(Beginning of Data shown)

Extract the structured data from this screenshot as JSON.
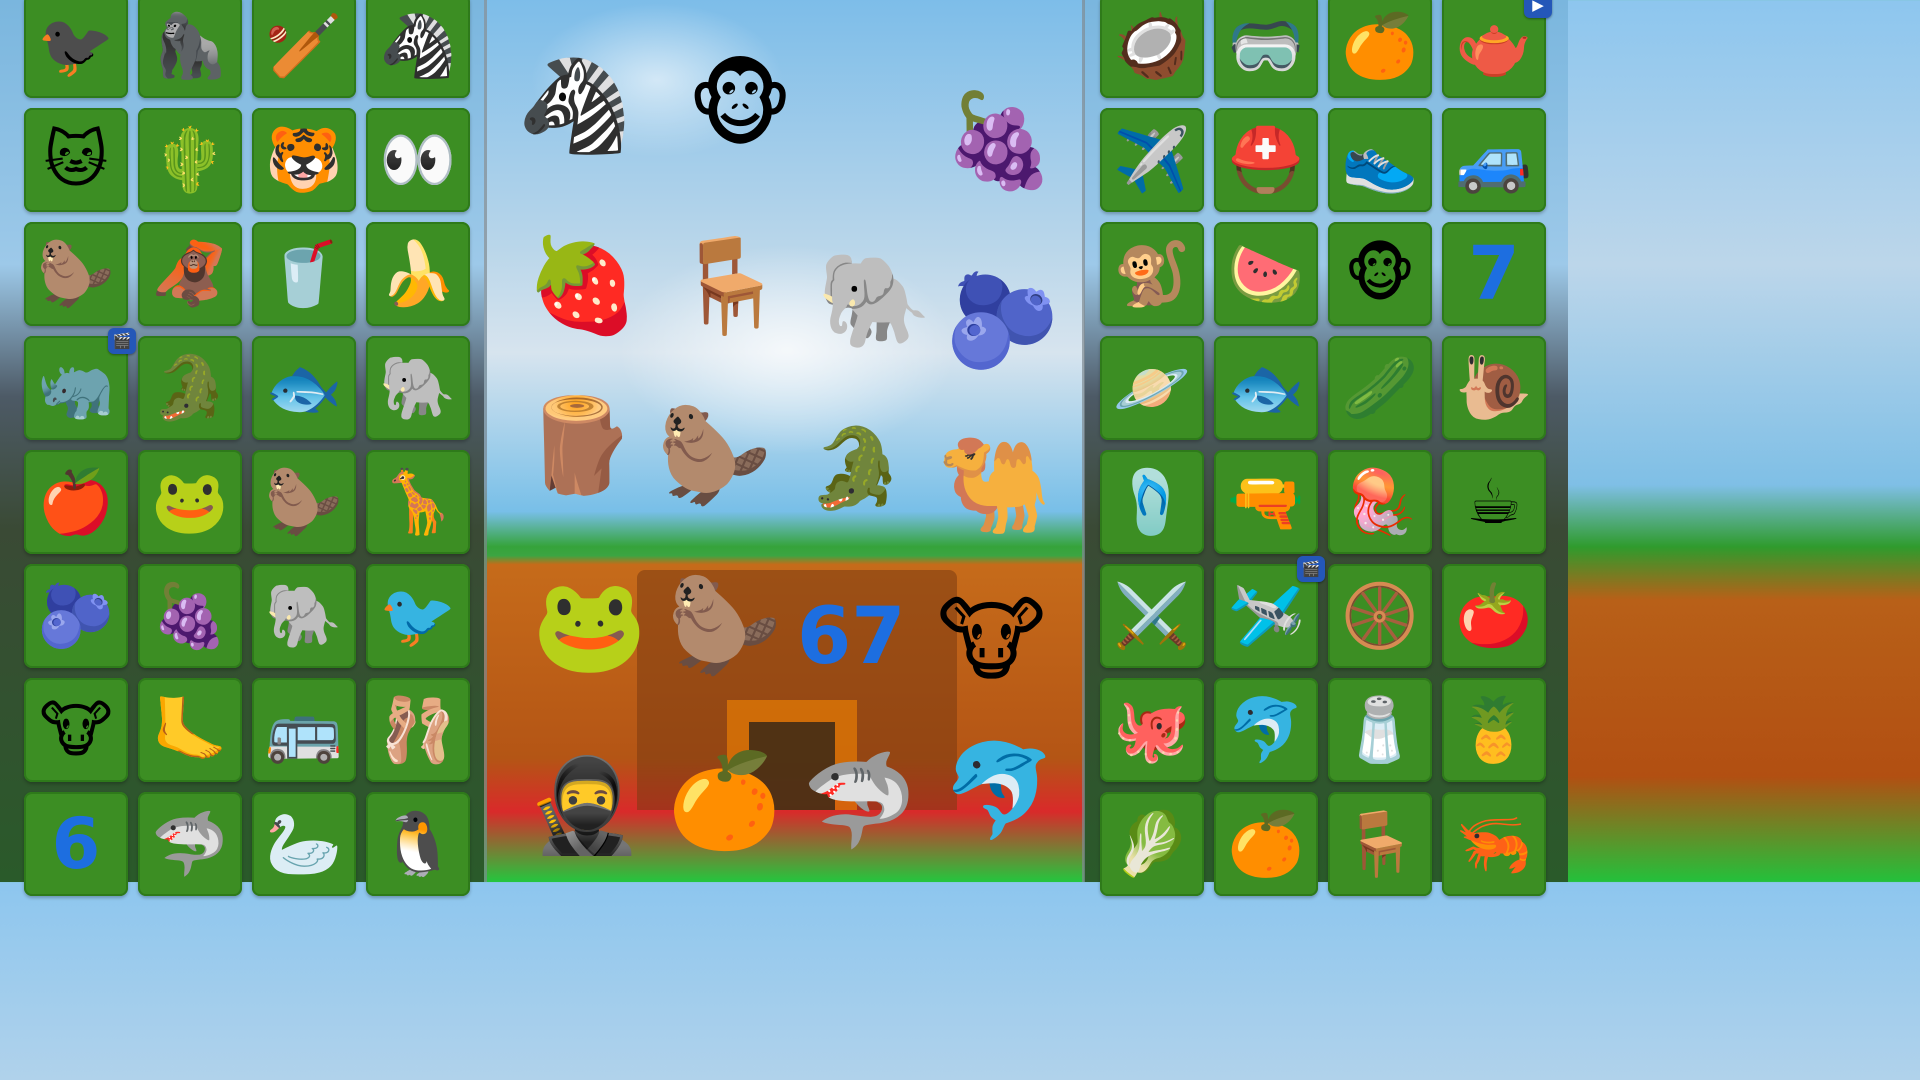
{
  "left_grid": [
    [
      "🐦‍⬛",
      "🦍",
      "🏏",
      "🦓"
    ],
    [
      "🐱",
      "🌵",
      "🐯",
      "👀"
    ],
    [
      "🦫",
      "🦧",
      "🥤",
      "🍌"
    ],
    [
      "🦏",
      "🐊",
      "🐟",
      "🐘"
    ],
    [
      "🍎",
      "🐸",
      "🦫",
      "🦒"
    ],
    [
      "🫐",
      "🍇",
      "🐘",
      "🐦"
    ],
    [
      "🐮",
      "🦶",
      "🚌",
      "🩰"
    ],
    [
      "6",
      "🦈",
      "🦢",
      "🐧"
    ]
  ],
  "right_grid": [
    [
      "🥥",
      "🥽",
      "🍊",
      "🫖"
    ],
    [
      "✈️",
      "⛑️",
      "👟",
      "🚙"
    ],
    [
      "🐒",
      "🍉",
      "🐵",
      "7"
    ],
    [
      "🪐",
      "🐟",
      "🥒",
      "🐌"
    ],
    [
      "🩴",
      "🔫",
      "🪼",
      "☕"
    ],
    [
      "⚔️",
      "🛩️",
      "🛞",
      "🍅"
    ],
    [
      "🐙",
      "🐬",
      "🧂",
      "🍍"
    ],
    [
      "🥬",
      "🍊",
      "🪑",
      "🦐"
    ]
  ],
  "badges": [
    "🎬",
    "🎬",
    "🎬",
    "▶"
  ],
  "center_characters": [
    {
      "name": "zebra-watermelon",
      "glyph": "🦓"
    },
    {
      "name": "monkey-banana",
      "glyph": "🐵"
    },
    {
      "name": "grapes",
      "glyph": "🍇"
    },
    {
      "name": "spartan-raspberry",
      "glyph": "🍓"
    },
    {
      "name": "chair-creature",
      "glyph": "🪑"
    },
    {
      "name": "elephant-cactus-sandal",
      "glyph": "🐘"
    },
    {
      "name": "blueberries",
      "glyph": "🫐"
    },
    {
      "name": "wooden-bat-man",
      "glyph": "🪵"
    },
    {
      "name": "capybara",
      "glyph": "🦫"
    },
    {
      "name": "crocodile-plane",
      "glyph": "🐊"
    },
    {
      "name": "camel-car",
      "glyph": "🐫"
    },
    {
      "name": "frog-tire",
      "glyph": "🐸"
    },
    {
      "name": "beaver-mobster",
      "glyph": "🦫"
    },
    {
      "name": "number-67",
      "glyph": "67"
    },
    {
      "name": "cow-planet",
      "glyph": "🐮"
    },
    {
      "name": "ninja-cup",
      "glyph": "🥷"
    },
    {
      "name": "orange-muscle",
      "glyph": "🍊"
    },
    {
      "name": "shark-sneakers",
      "glyph": "🦈"
    },
    {
      "name": "dolphin-banana",
      "glyph": "🐬"
    }
  ],
  "colors": {
    "tile": "#3c8e23",
    "badge": "#2457b8",
    "accent": "#ff8a00"
  }
}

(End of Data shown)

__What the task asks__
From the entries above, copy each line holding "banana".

__Answer for the task__
      "name": "monkey-banana",
      "name": "dolphin-banana",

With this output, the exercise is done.